« PreviousContinue »
The silence of our Lord upon the subject of Anti
christ accounied for.--His allusions to antichristianism being prophetic, were designed to be explained by time and events. The solution of some peculiarities in our Lord's conduct, upon the supposition of an intended allusion to the Marian Idolatrr.-- And of some difficulties in his preceptive discourses, by a reference to the sus perstitious abuses of Popery.
BEFORE I proceed in any further reflections upon the prophecies, that are applicable to the acknowledged corruptions and great degeneracy of the church of Rome, from the original truth and simplicity of the gospel, it may be necessary to advert to an obvious objection that
be offered against admitting such an interpretation of them. It will be thought a matter of some difficulty, perhaps, if this application be well founded, to account for the apparent silence of our blessed Lord himself, upon a subject in which the interests of his church were to be so deeply involved. For Antichrist, whoever he be, is not an insignificant adversary, or beneath the notice of the master of the house, whose servants were to be so roughly handled by him, and that for so long a period as 1260
But this difficulty is rather imaginary than real.
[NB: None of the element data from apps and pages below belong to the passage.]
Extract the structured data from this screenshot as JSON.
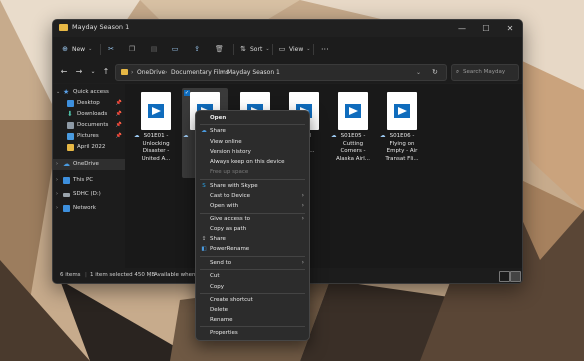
{
  "window": {
    "title": "Mayday Season 1"
  },
  "commandbar": {
    "new_label": "New",
    "sort_label": "Sort",
    "view_label": "View",
    "more": "···"
  },
  "navbar": {
    "breadcrumb": [
      "OneDrive",
      "Documentary Films",
      "Mayday Season 1"
    ],
    "search_placeholder": "Search Mayday Se..."
  },
  "sidebar": {
    "items": [
      {
        "label": "Quick access"
      },
      {
        "label": "Desktop"
      },
      {
        "label": "Downloads"
      },
      {
        "label": "Documents"
      },
      {
        "label": "Pictures"
      },
      {
        "label": "April 2022"
      },
      {
        "label": "OneDrive"
      },
      {
        "label": "This PC"
      },
      {
        "label": "SDHC (D:)"
      },
      {
        "label": "Network"
      }
    ]
  },
  "files": [
    {
      "name": "S01E01 -\nUnlocking\nDisaster -\nUnited A..."
    },
    {
      "name": ""
    },
    {
      "name": ""
    },
    {
      "name": "Blind\npenl\n503 ..."
    },
    {
      "name": "S01E05 -\nCutting\nCorners -\nAlaska Airl..."
    },
    {
      "name": "S01E06 -\nFlying on\nEmpty - Air\nTransat Fli..."
    }
  ],
  "status": {
    "count": "6 items",
    "selected": "1 item selected 450 MB",
    "availability": "Available when o"
  },
  "context_menu": {
    "items": [
      "Open",
      "Share",
      "View online",
      "Version history",
      "Always keep on this device",
      "Free up space",
      "Share with Skype",
      "Cast to Device",
      "Open with",
      "Give access to",
      "Copy as path",
      "Share",
      "PowerRename",
      "Send to",
      "Cut",
      "Copy",
      "Create shortcut",
      "Delete",
      "Rename",
      "Properties"
    ]
  },
  "colors": {
    "accent": "#0f6cbd",
    "folder": "#e7b845"
  }
}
There is a suitable time for all things, and our blessed Lord, in the fulness of his divine wisdom forbore to mention many things of equal importance with this, for various reasons, and particularly that principal one; that the minds of his disciples were not yet prepared to receive such communications in any other than an allusive and parabolical way. * _“I have yet many things (which I could wish) to say unto you, but ye cannot bear them now; howbeit, when be, the Spirit of truth is, come, he will guide you into all truth."* The wisdom of Christ was in such instances to the full as manifestly evinced in his withholding communications that were improperly required of him, as by those which he personally and explicitly revealed ; and the crafty enemies which continually lay upon the watch to urge him to speak hastily upon difficult questions, that he might drop some unguarded expression, were as much disappointed by his forbearance, as when he spoke they were put to shame by his an
* That this was his manner, see John xi, 14 ; x, 24 ; xvi, 25, 29,
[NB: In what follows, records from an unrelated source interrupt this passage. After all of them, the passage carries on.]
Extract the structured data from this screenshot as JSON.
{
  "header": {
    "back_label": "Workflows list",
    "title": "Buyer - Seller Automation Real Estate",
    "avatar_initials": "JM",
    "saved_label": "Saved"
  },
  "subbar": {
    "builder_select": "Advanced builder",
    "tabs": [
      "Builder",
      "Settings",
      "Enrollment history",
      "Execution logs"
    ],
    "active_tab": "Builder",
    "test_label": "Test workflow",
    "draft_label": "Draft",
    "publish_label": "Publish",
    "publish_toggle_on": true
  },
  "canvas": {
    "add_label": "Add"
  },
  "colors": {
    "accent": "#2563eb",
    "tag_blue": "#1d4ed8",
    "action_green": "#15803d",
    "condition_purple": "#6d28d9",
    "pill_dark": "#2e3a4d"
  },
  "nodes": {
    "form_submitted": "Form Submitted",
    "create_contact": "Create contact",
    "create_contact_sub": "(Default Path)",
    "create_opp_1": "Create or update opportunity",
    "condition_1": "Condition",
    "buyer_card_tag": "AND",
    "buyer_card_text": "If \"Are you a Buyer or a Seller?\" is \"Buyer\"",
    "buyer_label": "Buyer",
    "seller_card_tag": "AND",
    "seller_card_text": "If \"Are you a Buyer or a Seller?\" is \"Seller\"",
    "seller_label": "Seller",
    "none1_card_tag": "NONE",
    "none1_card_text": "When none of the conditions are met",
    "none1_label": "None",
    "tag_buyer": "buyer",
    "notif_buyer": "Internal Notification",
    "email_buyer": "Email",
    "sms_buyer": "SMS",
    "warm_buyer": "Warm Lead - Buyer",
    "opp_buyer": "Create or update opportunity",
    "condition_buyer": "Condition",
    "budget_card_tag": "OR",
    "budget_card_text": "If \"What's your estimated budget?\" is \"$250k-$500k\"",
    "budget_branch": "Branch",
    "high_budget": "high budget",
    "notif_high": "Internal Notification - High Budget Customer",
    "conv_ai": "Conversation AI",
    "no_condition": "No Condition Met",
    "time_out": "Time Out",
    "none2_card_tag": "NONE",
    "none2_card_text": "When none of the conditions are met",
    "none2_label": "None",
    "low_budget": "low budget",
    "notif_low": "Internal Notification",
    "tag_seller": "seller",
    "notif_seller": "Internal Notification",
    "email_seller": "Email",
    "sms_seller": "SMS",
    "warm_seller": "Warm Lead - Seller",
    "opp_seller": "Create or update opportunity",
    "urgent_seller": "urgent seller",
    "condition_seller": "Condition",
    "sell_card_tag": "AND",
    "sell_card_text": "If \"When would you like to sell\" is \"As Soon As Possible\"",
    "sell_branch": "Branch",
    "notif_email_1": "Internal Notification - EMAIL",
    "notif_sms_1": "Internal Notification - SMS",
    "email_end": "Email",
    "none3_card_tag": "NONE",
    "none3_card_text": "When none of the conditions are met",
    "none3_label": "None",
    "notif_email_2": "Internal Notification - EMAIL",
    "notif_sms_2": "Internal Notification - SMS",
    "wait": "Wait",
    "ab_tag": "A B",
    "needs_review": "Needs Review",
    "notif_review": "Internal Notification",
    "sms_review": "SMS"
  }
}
That he should never have said any thing very expressly of the latter times, and of the GREAT APOSTACY which was to come, is not at all to be wondered at, when we con sider the circumstances of the times, the hatred of the jews, the jealousy of the romans, and the fears and weakness of the first believers. Owing to their national prejudices, his own disciples were very slow of belief, and very
reluctant to receive some of the dis
John xvi. 12.
agreeable truths which absolute necessity required him to communicate to them.* Yer as they were near at hand, their minds must by frequent mention of these things, be won by degrees to the belief of them. “ that when they should come to pass, they might remember that he had told them of them,” and not be inclined, after the ill example of too many, to cast off their faith in him all together, when they should find it beset with difficulties and dangers, of which they had not been before apprised, and encouraged to the endurance of them by the most infallible assurance of a
We find them readily acknowledging their own want of faith and christian fortitude during his continuance with them. They could not bear to hear him delivering those humiliating doctrines of his own approaching passion and death, and the personal sufferings they themselves' must expect to meet with, by a constant adherence to his persecuted
* Matt, xvi. 21 ;-Mark viii. 31, &Go
doctrine and cause.
He had occasion to say to even the most zealous of them, “will
ye also go away?"--and sometimes with a transient anger at the selfish and worldly spirit which then actuated them, to reproach them, " bow long shall I be with you, bow long
, shall I suffer you.?” when he found their minds occupied with idle contentions about precedency, and greatness in his promised kingdom; which they still expected according to the glowing descriptions of its state in the glorious millennium, as delivered by the prophets. Even after he had actually suffered all these things, and was so risen again as he had foretold, he had occasion to offer various means of conviction, before he could subdue their incredulity ; saying to them, “O fools ! and slow of heart to believe all that the prophets have spoken! Ought not Christ thus to have suffered ?"—is not this the sense of your own prophets, and the spiritual meaning of innumerable types, and of the whole structure of your law, and of the ordinances of your religion? — Then he, for the first time, fully opened their understandings to